HSB Living Lab

Gothenburg, Sweden

Multi-Family Building connected to DHN

Building description: The building is the HSB living lab which develops new ways to build and shape the housing of the future in close collaboration between people, researchers and the business community. It is a multifamily building that is mainly inhabited by students and contains 29 flats and 34 occupants (presently) over 5 floors plus roof access and ventilation plant area. The flats are distributed North and South of the central stairwell with the services for these living spaces accessible from the stairwell. The building has been specifically designed with the intention to test new technologies and all inhabitants agree to this and to also participating in any research as is required. The building is data rich, with energy, occupancy and weather monitoring spanning all the scales of the building; from individual apartments, to H&C distribution systems to connection to the energy grids.

Heating & Cooling system: Building energy sources include: DHN connection (122 kW heat exchanger substation capacity); solar PV (14kWp on vertical and roof space); heat pumps (2 x 9kW ASHPs); borehole heat exchangers. The heating system for radiators has a maximum flow temperature of 50°C, then there is also a floor heating circuit that has a maximum value of 35 – 40°C in flow temperature. The yearly heat supply to the building through DHN is 60 MWh (2018-2021 average); the yearly electricity consumption attests at 86 MWh.

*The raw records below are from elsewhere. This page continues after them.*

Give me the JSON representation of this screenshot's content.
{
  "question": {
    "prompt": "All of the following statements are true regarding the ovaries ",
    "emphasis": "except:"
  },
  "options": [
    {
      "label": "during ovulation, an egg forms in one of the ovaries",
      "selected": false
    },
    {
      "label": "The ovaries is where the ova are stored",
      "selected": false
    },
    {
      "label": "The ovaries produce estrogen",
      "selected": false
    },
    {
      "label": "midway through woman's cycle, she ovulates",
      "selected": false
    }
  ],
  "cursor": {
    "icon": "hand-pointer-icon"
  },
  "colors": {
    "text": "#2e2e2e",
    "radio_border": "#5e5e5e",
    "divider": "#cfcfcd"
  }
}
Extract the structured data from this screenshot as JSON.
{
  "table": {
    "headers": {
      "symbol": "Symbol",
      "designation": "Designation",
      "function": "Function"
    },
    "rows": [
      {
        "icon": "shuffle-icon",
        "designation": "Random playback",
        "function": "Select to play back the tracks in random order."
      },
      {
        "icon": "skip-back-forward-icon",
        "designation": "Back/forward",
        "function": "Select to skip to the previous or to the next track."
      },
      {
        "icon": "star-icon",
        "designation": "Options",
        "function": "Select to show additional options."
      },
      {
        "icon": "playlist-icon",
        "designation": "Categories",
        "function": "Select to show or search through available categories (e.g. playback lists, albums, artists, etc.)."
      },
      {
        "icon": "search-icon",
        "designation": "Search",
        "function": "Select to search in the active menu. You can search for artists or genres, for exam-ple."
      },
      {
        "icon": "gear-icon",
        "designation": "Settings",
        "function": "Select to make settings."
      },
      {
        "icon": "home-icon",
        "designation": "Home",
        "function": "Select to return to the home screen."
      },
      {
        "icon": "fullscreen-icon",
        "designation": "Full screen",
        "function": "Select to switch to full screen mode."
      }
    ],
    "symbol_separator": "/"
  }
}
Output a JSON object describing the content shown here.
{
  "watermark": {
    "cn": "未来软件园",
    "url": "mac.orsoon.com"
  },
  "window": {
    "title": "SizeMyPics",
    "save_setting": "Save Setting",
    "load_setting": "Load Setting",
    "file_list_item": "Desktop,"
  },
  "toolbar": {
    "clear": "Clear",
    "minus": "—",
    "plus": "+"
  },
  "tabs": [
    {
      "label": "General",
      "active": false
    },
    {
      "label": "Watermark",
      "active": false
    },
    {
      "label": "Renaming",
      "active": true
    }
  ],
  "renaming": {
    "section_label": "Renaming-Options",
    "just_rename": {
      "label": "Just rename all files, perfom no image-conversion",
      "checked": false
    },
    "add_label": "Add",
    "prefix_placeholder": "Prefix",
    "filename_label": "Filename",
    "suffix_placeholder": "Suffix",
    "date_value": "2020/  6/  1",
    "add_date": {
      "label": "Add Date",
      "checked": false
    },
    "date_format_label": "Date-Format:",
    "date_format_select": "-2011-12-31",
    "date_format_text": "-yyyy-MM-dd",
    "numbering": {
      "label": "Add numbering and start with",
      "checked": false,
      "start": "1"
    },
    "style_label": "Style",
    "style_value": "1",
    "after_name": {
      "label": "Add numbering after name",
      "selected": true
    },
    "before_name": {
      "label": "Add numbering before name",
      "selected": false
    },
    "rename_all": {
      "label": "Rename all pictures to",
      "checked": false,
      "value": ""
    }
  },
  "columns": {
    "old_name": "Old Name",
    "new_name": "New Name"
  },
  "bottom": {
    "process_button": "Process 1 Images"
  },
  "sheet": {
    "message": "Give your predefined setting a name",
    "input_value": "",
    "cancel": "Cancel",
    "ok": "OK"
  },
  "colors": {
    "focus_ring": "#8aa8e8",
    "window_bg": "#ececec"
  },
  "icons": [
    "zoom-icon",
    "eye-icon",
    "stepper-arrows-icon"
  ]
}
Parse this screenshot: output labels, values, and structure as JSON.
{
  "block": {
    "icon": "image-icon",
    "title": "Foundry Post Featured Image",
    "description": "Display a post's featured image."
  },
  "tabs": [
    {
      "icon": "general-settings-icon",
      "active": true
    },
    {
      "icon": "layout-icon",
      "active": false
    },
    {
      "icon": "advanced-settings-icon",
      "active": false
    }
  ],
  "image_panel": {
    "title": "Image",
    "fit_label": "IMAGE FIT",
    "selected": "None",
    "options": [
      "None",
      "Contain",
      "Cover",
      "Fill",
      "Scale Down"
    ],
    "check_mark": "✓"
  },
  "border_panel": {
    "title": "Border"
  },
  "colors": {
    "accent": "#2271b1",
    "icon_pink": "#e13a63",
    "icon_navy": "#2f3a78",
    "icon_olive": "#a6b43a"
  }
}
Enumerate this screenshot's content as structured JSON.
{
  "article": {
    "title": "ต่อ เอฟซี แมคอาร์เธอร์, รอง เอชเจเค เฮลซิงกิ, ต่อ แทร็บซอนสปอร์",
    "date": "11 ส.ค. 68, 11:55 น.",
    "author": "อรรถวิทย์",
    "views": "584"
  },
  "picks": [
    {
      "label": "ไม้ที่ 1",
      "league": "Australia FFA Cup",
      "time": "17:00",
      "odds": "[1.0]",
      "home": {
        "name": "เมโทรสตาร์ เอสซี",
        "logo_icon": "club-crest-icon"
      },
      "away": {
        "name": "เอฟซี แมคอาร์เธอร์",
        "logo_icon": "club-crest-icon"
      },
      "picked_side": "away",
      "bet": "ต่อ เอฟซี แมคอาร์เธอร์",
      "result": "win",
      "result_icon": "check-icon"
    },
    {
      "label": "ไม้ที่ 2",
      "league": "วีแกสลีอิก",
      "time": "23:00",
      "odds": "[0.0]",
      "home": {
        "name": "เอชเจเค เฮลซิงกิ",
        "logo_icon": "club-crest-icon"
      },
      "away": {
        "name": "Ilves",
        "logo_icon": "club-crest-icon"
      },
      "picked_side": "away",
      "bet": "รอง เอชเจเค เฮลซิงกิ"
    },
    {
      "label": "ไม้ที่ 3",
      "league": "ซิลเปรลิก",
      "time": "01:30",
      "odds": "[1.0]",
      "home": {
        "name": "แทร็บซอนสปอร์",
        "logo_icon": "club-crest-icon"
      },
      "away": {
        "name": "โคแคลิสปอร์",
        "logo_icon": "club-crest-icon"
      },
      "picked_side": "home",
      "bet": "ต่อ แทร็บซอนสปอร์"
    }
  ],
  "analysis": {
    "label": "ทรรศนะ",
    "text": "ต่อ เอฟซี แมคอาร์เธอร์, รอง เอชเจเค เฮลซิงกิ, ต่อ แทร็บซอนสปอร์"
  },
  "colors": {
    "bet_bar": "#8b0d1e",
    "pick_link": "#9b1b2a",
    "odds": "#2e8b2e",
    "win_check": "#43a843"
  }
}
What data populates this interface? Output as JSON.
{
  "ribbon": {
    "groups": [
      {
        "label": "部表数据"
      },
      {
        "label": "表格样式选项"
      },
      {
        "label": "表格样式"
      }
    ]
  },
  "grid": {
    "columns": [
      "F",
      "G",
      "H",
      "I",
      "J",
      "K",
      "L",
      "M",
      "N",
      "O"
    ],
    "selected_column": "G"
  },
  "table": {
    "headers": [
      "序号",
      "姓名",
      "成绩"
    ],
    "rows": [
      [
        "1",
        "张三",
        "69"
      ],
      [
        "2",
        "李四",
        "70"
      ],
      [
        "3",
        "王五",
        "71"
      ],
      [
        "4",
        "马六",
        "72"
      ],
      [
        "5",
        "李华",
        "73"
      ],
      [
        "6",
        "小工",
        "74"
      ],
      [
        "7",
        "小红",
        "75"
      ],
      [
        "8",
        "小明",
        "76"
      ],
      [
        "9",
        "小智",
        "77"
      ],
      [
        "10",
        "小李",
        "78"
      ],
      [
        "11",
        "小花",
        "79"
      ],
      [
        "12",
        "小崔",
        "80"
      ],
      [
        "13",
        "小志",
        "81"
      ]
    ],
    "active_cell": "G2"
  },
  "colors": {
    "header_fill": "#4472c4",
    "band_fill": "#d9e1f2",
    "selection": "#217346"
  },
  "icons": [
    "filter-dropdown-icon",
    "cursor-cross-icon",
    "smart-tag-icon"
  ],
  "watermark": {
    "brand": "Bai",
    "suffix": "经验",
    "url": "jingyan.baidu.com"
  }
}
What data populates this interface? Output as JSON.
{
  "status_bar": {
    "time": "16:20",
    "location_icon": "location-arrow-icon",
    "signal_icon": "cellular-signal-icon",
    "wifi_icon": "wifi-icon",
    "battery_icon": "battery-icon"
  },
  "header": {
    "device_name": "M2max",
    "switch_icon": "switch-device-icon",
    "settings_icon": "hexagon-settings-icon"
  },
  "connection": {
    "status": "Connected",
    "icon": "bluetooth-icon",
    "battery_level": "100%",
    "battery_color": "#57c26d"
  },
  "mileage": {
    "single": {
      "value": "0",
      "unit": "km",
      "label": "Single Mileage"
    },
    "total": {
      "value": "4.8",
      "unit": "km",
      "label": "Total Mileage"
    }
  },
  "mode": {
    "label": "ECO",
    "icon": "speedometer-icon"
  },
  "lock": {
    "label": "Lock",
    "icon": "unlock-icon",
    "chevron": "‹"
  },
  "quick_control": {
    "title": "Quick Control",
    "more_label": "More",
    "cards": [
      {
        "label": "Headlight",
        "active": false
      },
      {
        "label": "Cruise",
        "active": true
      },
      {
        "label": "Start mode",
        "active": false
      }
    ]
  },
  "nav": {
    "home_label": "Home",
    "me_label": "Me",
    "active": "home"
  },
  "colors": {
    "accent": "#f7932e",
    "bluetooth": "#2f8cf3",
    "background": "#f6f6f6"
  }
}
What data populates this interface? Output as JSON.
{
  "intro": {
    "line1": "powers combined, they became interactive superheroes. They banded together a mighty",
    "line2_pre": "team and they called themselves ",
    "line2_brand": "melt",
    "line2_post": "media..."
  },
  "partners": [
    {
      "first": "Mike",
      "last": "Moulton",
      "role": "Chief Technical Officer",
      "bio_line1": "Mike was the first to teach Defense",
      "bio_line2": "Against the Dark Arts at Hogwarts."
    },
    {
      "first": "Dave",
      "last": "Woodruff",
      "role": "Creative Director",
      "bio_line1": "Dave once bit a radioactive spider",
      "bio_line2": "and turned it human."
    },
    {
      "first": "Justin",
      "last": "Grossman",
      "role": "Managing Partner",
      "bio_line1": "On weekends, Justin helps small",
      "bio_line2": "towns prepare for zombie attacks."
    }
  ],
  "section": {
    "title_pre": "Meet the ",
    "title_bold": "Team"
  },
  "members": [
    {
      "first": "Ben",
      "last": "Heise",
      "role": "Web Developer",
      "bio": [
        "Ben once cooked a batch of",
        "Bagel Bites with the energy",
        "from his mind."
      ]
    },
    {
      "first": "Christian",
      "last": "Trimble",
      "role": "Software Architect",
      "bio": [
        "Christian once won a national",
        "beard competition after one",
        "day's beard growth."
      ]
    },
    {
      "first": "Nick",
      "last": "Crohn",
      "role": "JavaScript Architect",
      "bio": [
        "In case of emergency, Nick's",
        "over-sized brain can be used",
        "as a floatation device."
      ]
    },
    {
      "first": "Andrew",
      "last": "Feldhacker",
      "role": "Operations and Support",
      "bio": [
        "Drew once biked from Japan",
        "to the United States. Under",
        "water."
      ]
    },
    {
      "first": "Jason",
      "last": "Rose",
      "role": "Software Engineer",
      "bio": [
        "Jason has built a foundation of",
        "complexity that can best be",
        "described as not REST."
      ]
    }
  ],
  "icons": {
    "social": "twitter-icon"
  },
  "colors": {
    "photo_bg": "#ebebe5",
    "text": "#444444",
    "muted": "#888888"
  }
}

Demonstration action:

  • Hardware: Installation of 5 FractLES for heating/DHW to be installed at “single flat level” 9 kWh each, total energy storable 45 kWh. 4 FractLES for heating/DHW to be installed at “centralized level” 14 kWh each, total energy storable 56 kWh, to be operated in parallel to the DHN connection. The FractLES will also integrate PtH solution to be charged by renewables, adding flexibility to the operation. The optimal operation and coordination of the installations will be supported by the ALGOW BEMS controlling strategies.
  • Software: the WECoMP thermo-economic tool will be applied in the design phase of the validation and the GRADY tool will be used to investigate optimize the interaction between the distributed TESs and the DHN.